As well as potential lower US customer revenue collection affecting cashflow in 2020/21, NG assume additional revenue shortfall in the UK and US due to COVID-19 that will impact both headline earnings and cash flow. These impacts come from areas where NG have (or will have) regulatory mechanisms in place, thereby classified as timing impacts, such as, (1) lower demand in the UK and US, and (2) customer assistance programmes in the UK.Lower levels of energy usage due to COVID-19 may impact NG’s revenue collection within year, and therefore headline earnings, although this should even out longer term as almost all revenues are decoupled from demand across the UK and US. This means that any under-collection is primarily a timing one and NG expect to recover revenues through existing regulatory mechanisms in the medium term.
Similarly, in the UK, NG is participating in a scheme that has been set up to help some of the smaller energy supply customers. This involves the relaxation of network charge payment terms for suppliers and shippers who are facing cash flow challenges as a result of COVID-19. An open letter from Ofgem proposed that all network charges are repayable in the current financial and allows NG to recover any unsettled amounts in the 2021/22 financial year.

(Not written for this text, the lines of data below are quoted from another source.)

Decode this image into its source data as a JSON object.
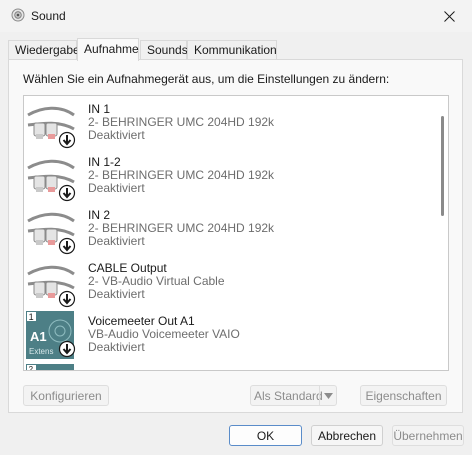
{
  "window": {
    "title": "Sound"
  },
  "tabs": [
    {
      "label": "Wiedergabe",
      "active": false
    },
    {
      "label": "Aufnahme",
      "active": true
    },
    {
      "label": "Sounds",
      "active": false
    },
    {
      "label": "Kommunikation",
      "active": false
    }
  ],
  "instruction": "Wählen Sie ein Aufnahmegerät aus, um die Einstellungen zu ändern:",
  "devices": [
    {
      "name": "IN 1",
      "driver": "2- BEHRINGER UMC 204HD 192k",
      "status": "Deaktiviert",
      "icon": "rca-cable-icon"
    },
    {
      "name": "IN 1-2",
      "driver": "2- BEHRINGER UMC 204HD 192k",
      "status": "Deaktiviert",
      "icon": "rca-cable-icon"
    },
    {
      "name": "IN 2",
      "driver": "2- BEHRINGER UMC 204HD 192k",
      "status": "Deaktiviert",
      "icon": "rca-cable-icon"
    },
    {
      "name": "CABLE Output",
      "driver": "2- VB-Audio Virtual Cable",
      "status": "Deaktiviert",
      "icon": "rca-cable-icon"
    },
    {
      "name": "Voicemeeter Out A1",
      "driver": "VB-Audio Voicemeeter VAIO",
      "status": "Deaktiviert",
      "icon": "voicemeeter-icon",
      "badge_num": "1",
      "badge_label": "A1",
      "badge_sub": "Extens"
    }
  ],
  "partial_badge_num": "2",
  "buttons": {
    "configure": "Konfigurieren",
    "set_default": "Als Standard",
    "properties": "Eigenschaften",
    "ok": "OK",
    "cancel": "Abbrechen",
    "apply": "Übernehmen"
  },
  "colors": {
    "disabled_arrow": "#1a1a1a",
    "voicemeeter_bg": "#4d7f86",
    "focus_border": "#5a8cc9"
  }
}
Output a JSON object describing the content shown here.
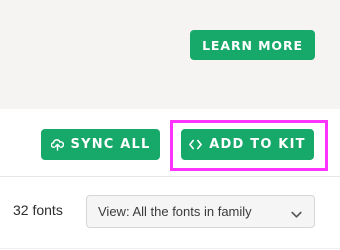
{
  "promo": {
    "learn_more_label": "LEARN MORE"
  },
  "actions": {
    "sync_all_label": "SYNC ALL",
    "add_to_kit_label": "ADD TO KIT",
    "sync_icon": "cloud-sync-icon",
    "add_icon": "code-brackets-icon"
  },
  "fonts": {
    "count_label": "32 fonts",
    "view_select_value": "View: All the fonts in family"
  },
  "colors": {
    "accent": "#16a96a",
    "highlight": "#ff33ff"
  }
}
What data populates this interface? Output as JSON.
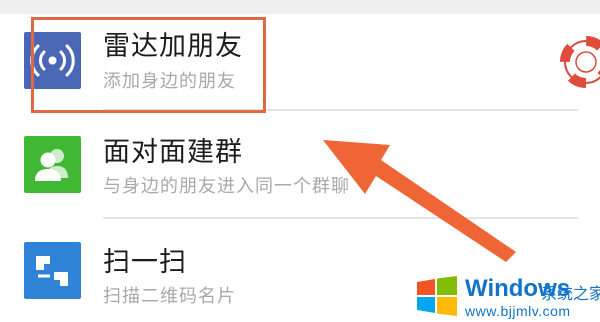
{
  "menu": {
    "items": [
      {
        "title": "雷达加朋友",
        "subtitle": "添加身边的朋友",
        "icon": "radar-signal-icon",
        "icon_color": "#4a67b6"
      },
      {
        "title": "面对面建群",
        "subtitle": "与身边的朋友进入同一个群聊",
        "icon": "face-to-face-group-icon",
        "icon_color": "#41b834"
      },
      {
        "title": "扫一扫",
        "subtitle": "扫描二维码名片",
        "icon": "scan-icon",
        "icon_color": "#2f83d7"
      }
    ]
  },
  "annotation": {
    "box_color": "#e06a44",
    "arrow_color": "#ef6536"
  },
  "watermark": {
    "brand": "Windows",
    "cn_text": "系统之家",
    "url": "www.bjjmlv.com",
    "color": "#1173c9"
  }
}
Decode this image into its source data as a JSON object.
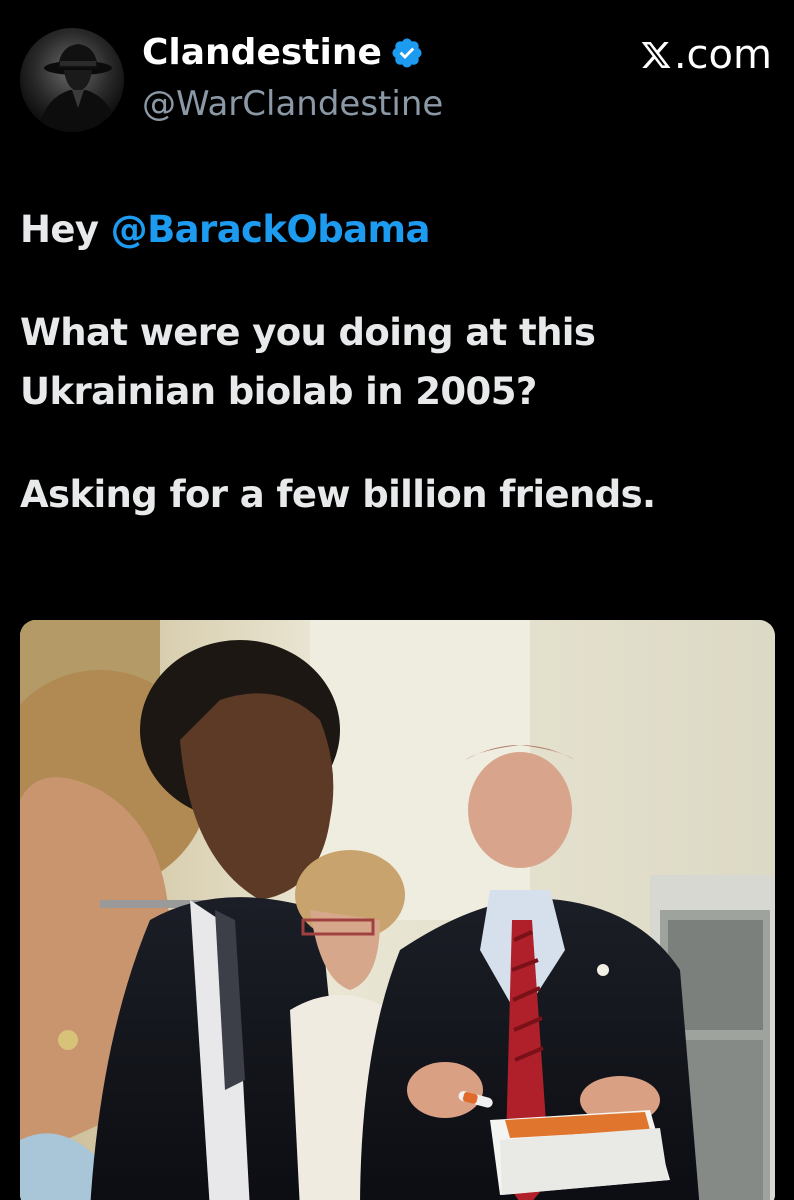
{
  "header": {
    "display_name": "Clandestine",
    "handle": "@WarClandestine",
    "source": ".com",
    "avatar_icon": "avatar-hat-silhouette",
    "verified_icon": "verified-badge-icon",
    "verified_color": "#1d9bf0"
  },
  "tweet": {
    "greeting": "Hey ",
    "mention": "@BarackObama",
    "question_line1": "What were you doing at this",
    "question_line2": "Ukrainian biolab in 2005?",
    "closing": "Asking for a few billion friends.",
    "mention_color": "#1d9bf0"
  },
  "media": {
    "type": "photo"
  }
}
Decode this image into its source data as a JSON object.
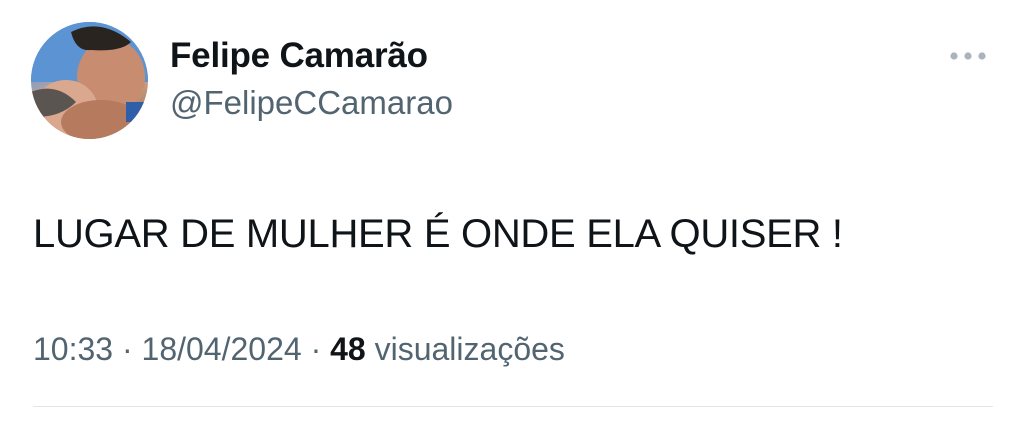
{
  "tweet": {
    "author": {
      "display_name": "Felipe Camarão",
      "handle": "@FelipeCCamarao"
    },
    "more_icon": "more-horizontal-icon",
    "text": "LUGAR DE MULHER É ONDE ELA QUISER !",
    "meta": {
      "time": "10:33",
      "separator": "·",
      "date": "18/04/2024",
      "views_count": "48",
      "views_label": "visualizações"
    }
  }
}
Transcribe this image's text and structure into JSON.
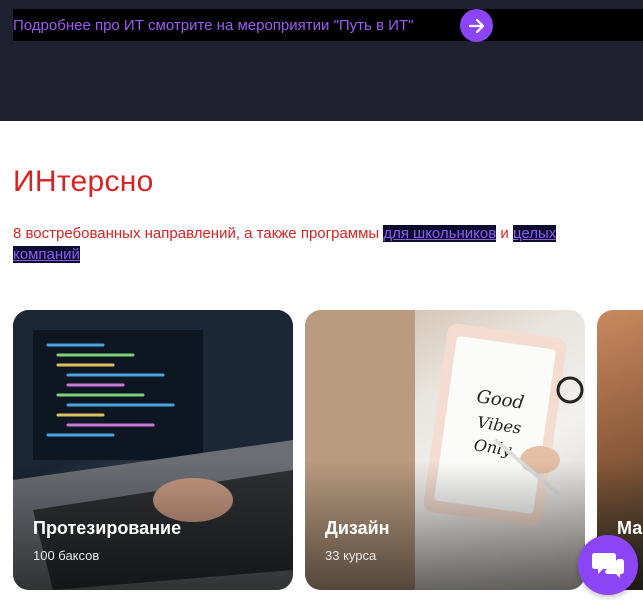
{
  "banner": {
    "text": "Подробнее про ИТ смотрите на мероприятии \"Путь в ИТ\"",
    "arrow_icon": "arrow-right-icon"
  },
  "section": {
    "title": "ИНтерсно",
    "subtitle_prefix": "8 востребованных направлений, а также программы ",
    "link_schoolkids": "для школьников",
    "conjunction": " и ",
    "link_companies": "целых компаний"
  },
  "cards": [
    {
      "title": "Протезирование",
      "meta": "100 баксов"
    },
    {
      "title": "Дизайн",
      "meta": "33 курса"
    },
    {
      "title": "Ма"
    }
  ],
  "chat": {
    "icon": "chat-bubbles-icon"
  },
  "colors": {
    "accent": "#8b45f5",
    "title_red": "#d92222",
    "banner_bg": "#1f2130"
  }
}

Regulation is the main risk: The main investment risk for NG, as with other regulated utilities, is the cost of equity return that the regulator sets for each regulatory period. Last December, National Grid submitted its final business plans to Ofgem – the UK regulator – for its UK electricity and gas transmission businesses for the 2021-2026 regulatory period RIIO-2 (RIIO 2 [Revenue = Incentives + Innovation + Outputs]). RIIO-2 will be the next price control for UK companies running the gas and electricity transmission networks and will start on 1 April 2021, replacing RIIO-1, which began on 1 April 2013. In RIIO 2, NG plans to spend of ‘Totex’ (capex plus opex) GBP 7.1bn on electricity transmission and GBP 2.8bn on gas transmission. The baseline spend would see consumer bills reduced slightly in real terms for both electricity and gas transmission – seeking to please Ofgem and to extract a high cost of equity as possible. NG is proposing an allowed cost of equity of 6.5%, within the range of 6-7% for RIIO 1. Ofgem mandated consultants recommended 3-5% as a better range, and in early July consultations Ofgem has set a baseline return on regulatory equity of 3.95% between 2021 and 2026 — nearly half the rate set seven years ago. Companies and other transmission operators were hoping for nearer 5%. The tug of war will continue between Ofgem and regulated companies until a final decision takes place in November 2020, and investors should monitor closely that outcome before taking big positions in NG.
Disclosure: I/we have no positions in any stocks mentioned, and no plans to initiate any positions within the next 72 hours. I wrote this article myself, and it expresses my own opinions. I am not receiving compensation for it (other than from Seeking Alpha). I have no business relationship with any company whose stock is mentioned in this article.